There's no provision for refunds where an Entitlement Card holder has paid the English prescription charge.

Changes in personal circumstances should be notified to NHS NSS Practitioner Services as soon as possible.

Applying for an Entitlement Card

You can get an Entitlement Card application form from your local GP practice. Alternatively, contact Practitioner Services for the relevant area that you live within Scotland.

If you live in the Borders NHS Board area, please contact the Edinburgh Regional Office and clearly mark your envelope 'Entitlement Card Application'.

If you live in Dumfries and Galloway NHS Board area, please contact the Glasgow Regional Office and clearly mark your envelope 'Entitlement Card Application'.

Your local GP practice in England is required to stamp the application form prior to the eligible patient sending it to the relevant address above.

On receipt of the completed application, Practitioner Services will issue an Entitlement Card.
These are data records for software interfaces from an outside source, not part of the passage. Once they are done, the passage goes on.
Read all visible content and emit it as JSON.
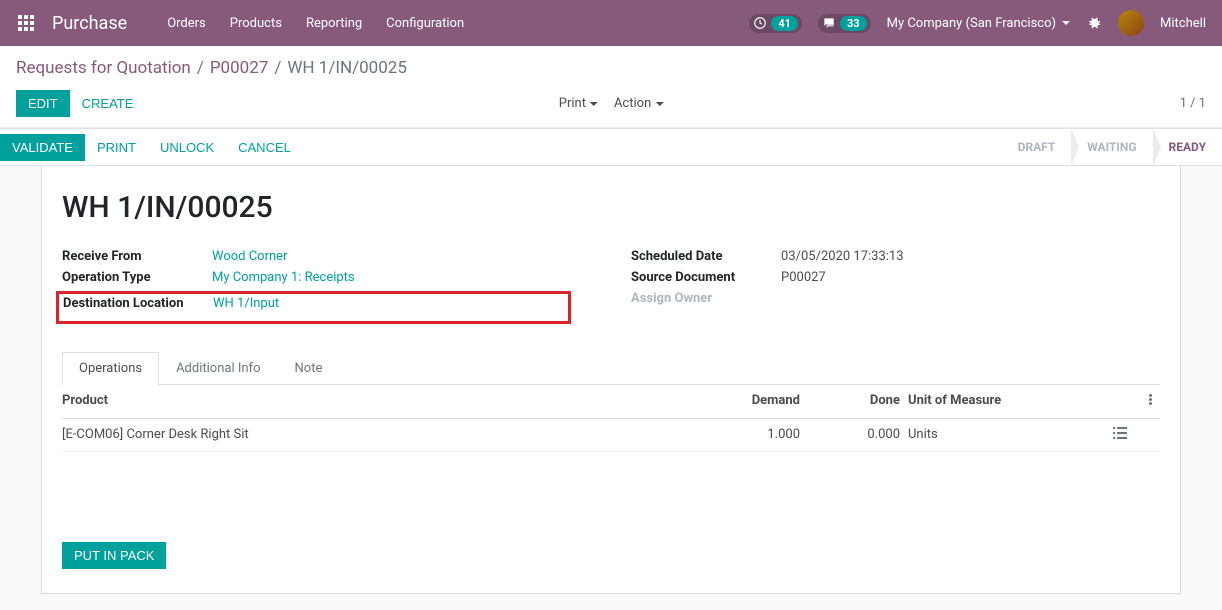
{
  "header": {
    "app": "Purchase",
    "menu": [
      "Orders",
      "Products",
      "Reporting",
      "Configuration"
    ],
    "clock_badge": "41",
    "chat_badge": "33",
    "company": "My Company (San Francisco)",
    "user": "Mitchell"
  },
  "breadcrumb": {
    "rfq": "Requests for Quotation",
    "po": "P00027",
    "current": "WH 1/IN/00025"
  },
  "controls": {
    "edit": "Edit",
    "create": "Create",
    "print": "Print",
    "action": "Action",
    "pager": "1 / 1"
  },
  "statusbar": {
    "validate": "Validate",
    "print": "Print",
    "unlock": "Unlock",
    "cancel": "Cancel",
    "stages": [
      "Draft",
      "Waiting",
      "Ready"
    ]
  },
  "record": {
    "title": "WH 1/IN/00025",
    "receive_from_label": "Receive From",
    "receive_from": "Wood Corner",
    "operation_type_label": "Operation Type",
    "operation_type": "My Company 1: Receipts",
    "dest_loc_label": "Destination Location",
    "dest_loc": "WH 1/Input",
    "scheduled_date_label": "Scheduled Date",
    "scheduled_date": "03/05/2020 17:33:13",
    "source_doc_label": "Source Document",
    "source_doc": "P00027",
    "assign_owner_label": "Assign Owner"
  },
  "tabs": {
    "operations": "Operations",
    "additional": "Additional Info",
    "note": "Note"
  },
  "grid": {
    "headers": {
      "product": "Product",
      "demand": "Demand",
      "done": "Done",
      "uom": "Unit of Measure"
    },
    "rows": [
      {
        "product": "[E-COM06] Corner Desk Right Sit",
        "demand": "1.000",
        "done": "0.000",
        "uom": "Units"
      }
    ]
  },
  "put_in_pack": "Put in Pack"
}
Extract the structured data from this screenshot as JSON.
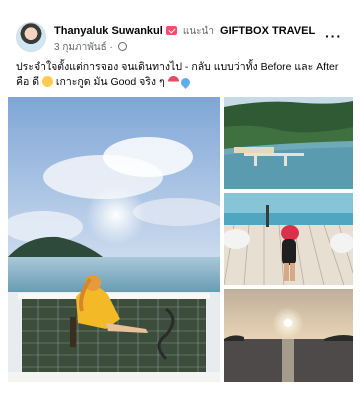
{
  "post": {
    "author_name": "Thanyaluk Suwankul",
    "recommends_label": "แนะนำ",
    "page_name": "GIFTBOX TRAVEL",
    "date": "3 กุมภาพันธ์",
    "separator": "·",
    "more_label": "···",
    "text_main": "ประจำใจตั้งแต่การจอง จนเดินทางไป - กลับ แบบว่าทั้ง Before และ After คือ ดี",
    "text_tail": "เกาะกูด มัน Good จริง ๆ",
    "icons": {
      "avatar": "profile-avatar",
      "badge": "verified-badge",
      "globe": "globe-icon",
      "emoji_1": "kiss-emoji",
      "emoji_2": "umbrella-emoji",
      "emoji_3": "blue-heart-emoji"
    }
  },
  "photos": [
    {
      "name": "photo-net-deck-sunset",
      "subject": "woman on net deck at sea"
    },
    {
      "name": "photo-island-pier",
      "subject": "aerial island pier"
    },
    {
      "name": "photo-deck-relax",
      "subject": "woman on wooden deck"
    },
    {
      "name": "photo-sunset-sea",
      "subject": "sunset over sea"
    }
  ],
  "colors": {
    "text": "#050505",
    "meta": "#65676b",
    "badge": "#f0506e"
  }
}
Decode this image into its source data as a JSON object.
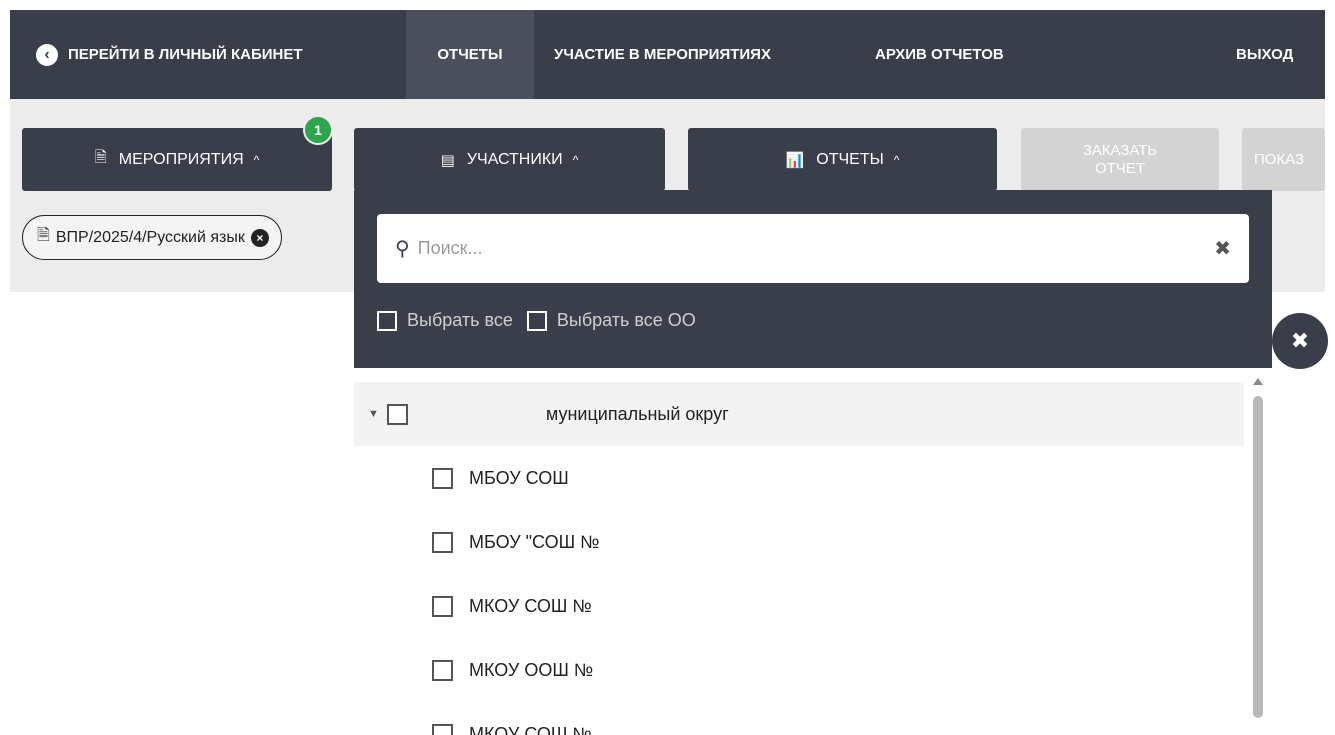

There's no charge for an Entitlement Card.

Entitlement Cards are valid for 5 years so you won't have to reapply every year unless the holder is nearing 60. In that case, the Entitlement Card will expire on the patient's 60th birthday.

Using the Entitlement Card outside of Scotland

If you live in Scotland, but registered with a GP practice in England, you'll need to present your prescription for dispensing in Scotland together with your Entitlement Card.

The name and address on the card must match those on the English prescription form (FP10). If a patient presents a prescription for dispensing at a pharmacy in England they'll be required to pay the English charge unless they fall within one of the exemption categories listed in the equivalent English Regulations.

Registering with a GP in Scotland or no longer live in Scotland

If a person named on an Entitlement Card registers with a GP in Scotland, or is no longer ordinarily and legally resident in Scotland, that person or the person's representative must inform Practitioner Services and return the Entitlement Card to Practitioner Services.

If you live within the Borders NHS Board area, send your Entitlement Card back to the Edinburgh Regional Office and clearly mark the envelope 'Entitlement Card'.

If you live within the Dumfries & Galloway NHS Board area, send your Entitlement Card back to the Glasgow Regional Office and clearly mark the envelope 'Entitlement Card'.

Find a GP near you